-The tone you set in this piece is nicely balanced. The action moves along and we’re never bored. The bad guys seem genuinely dangerous, especially Hans Gruber, and yet the humorous moments play well.
-John’s very much a guy of the Eighties and his uneasy and incomplete concessions to feminism reflect that attitude. Held to the standards of the present day, he doesn’t seem that enlightened; it may be that this story doesn’t score perfectly on that front either. But we are looking at something that’s set about thirty years ago. And I think it’s praiseworthy that Holly Gennaro isn’t there merely to motivate John in his fight against Gruber and company. She stands up to Gruber, and works hard to keep a lid on a terrifying situation, thereby protecting the other hostages while hiding her true identity from the thieves.
-Your use of Holly’s last name as a plot device is especially brilliant. It’s a bone of contention between John and Holly. Because they’re fighting about it, it’s already on our radar as Gruber tries to figure out who is causing him such problems and whether he might have any leverage on John. This is a classic example of a story element that works on more than one level.
What you should all notice about this is that I’m not just saying what I like–I’m going into as much detail as I can about why it works.
I’ll be doing this for other elements of critique, including things that don’t work in some other movie.
Caitlin Sweet has tagged me and Kelly in the Writer Process Blog Tour, and posted her answers to the questions in that meme here. (She was tagged by Peter Watts, incidentally).
I will provide answers, but being tagged reminded me that 1) I’m trying to channel my inner Gomez Addams by finishing old business before jumping into new;
and 2) I’ve been working up a post about the things we writers post to the Internet about writing.
These essays tend to fall into a number of categories.
Write, Sell, Lather, Rinse, Repeat
– How to write more.
– How to write better.
– How to get your more better writing published.
– What traditional publishing is like.
– What self-publishing is like.
– Whether to go traditional, Indy, or hybrid.
– Stuff happening in publishing and how it benefits or harms writers.
– How to promote your work: how to sell it to people.
Writing lifestyle stuff
– To have a day job or not.
– To write in a cafe or not.
– Just plain finding the time.
– Also in this category is all the material about the emotional journey.
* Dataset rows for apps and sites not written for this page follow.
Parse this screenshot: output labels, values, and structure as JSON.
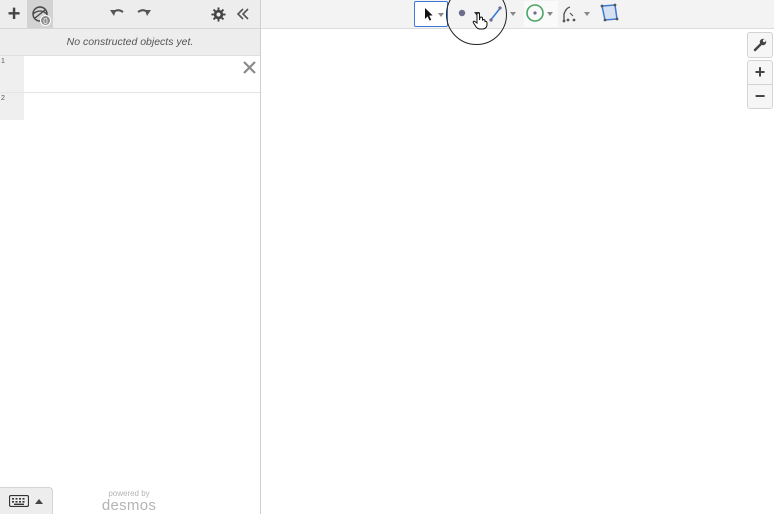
{
  "left_panel": {
    "toolbar": {
      "add_label": "+",
      "tools_badge": "0"
    },
    "empty_message": "No constructed objects yet.",
    "expressions": [
      {
        "number": "1"
      },
      {
        "number": "2"
      }
    ],
    "powered_by": "powered by",
    "brand": "desmos"
  },
  "canvas_toolbar": {
    "tools": [
      "select-tool",
      "point-tool",
      "line-tool",
      "circle-tool",
      "transform-tool",
      "polygon-tool"
    ]
  },
  "side_controls": {
    "zoom_in": "+",
    "zoom_out": "−"
  },
  "colors": {
    "accent_blue": "#3c79d6",
    "circle_green": "#4aa564",
    "polygon_blue": "#3c79d6"
  }
}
That means things like coping with rejection, coping with success or failure, supportive versus unsupportive spouses (children, parents, gerbils, etc.), your first fan letter, good bad and ugly reviews, writers’ block. Anything you have feelings about.
– My genre is like this, your genre is like that.
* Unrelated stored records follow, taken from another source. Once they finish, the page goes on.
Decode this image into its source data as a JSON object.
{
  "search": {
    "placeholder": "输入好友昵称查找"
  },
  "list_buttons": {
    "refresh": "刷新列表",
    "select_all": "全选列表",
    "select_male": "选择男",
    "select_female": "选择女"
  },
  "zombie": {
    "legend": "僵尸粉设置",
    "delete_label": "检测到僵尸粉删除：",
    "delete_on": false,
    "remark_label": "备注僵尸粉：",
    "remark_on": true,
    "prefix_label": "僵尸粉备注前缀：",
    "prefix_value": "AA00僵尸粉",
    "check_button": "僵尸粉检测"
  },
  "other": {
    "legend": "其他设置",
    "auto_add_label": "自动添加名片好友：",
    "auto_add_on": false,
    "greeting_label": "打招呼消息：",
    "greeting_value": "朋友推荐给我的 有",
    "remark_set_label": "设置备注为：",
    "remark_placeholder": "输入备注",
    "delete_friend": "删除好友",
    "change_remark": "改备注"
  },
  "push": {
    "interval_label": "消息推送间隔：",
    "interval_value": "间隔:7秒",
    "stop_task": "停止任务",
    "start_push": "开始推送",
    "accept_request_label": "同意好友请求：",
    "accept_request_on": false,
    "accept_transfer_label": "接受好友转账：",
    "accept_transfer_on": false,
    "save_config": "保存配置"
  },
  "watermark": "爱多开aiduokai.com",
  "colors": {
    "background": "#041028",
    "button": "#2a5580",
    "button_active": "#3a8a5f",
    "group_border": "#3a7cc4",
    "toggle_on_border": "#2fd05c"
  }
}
– This particular story is categorized as one thing, but is actually another.
– These genres are basically the same but are marketed to different people.
– Actual academic analysis of the work.
– Books, shows, games, gadgets and other media that we think is cool. Sometimes we even talk about how well-written the stuff is.
History of writing
– How Leon de Tocqueville got it done and the Marquis de Sade’s editorial relationship with his… never mind.
Politics of writing
– Sexism, Racism, ablism, and other issues: on the page, in the community, and within fandom.
– Writing that promotes a political agenda in some way.
– Writers who are politically active and whether/how/when/why that’s appropriate.
Health safety and wellness
– Writing desks short and tall.
– Food or exercise issues.
– Writing through illness.
– Technological assists.
– Why we should all have kittens.
The reason I’m thinking about all of the above is that it makes me wonder I am wondering what we don’t talk about. Are there uncomfortable and difficult topics we should be addressing online? Would our readers and/or new writers be interested?
If so, what are those topics?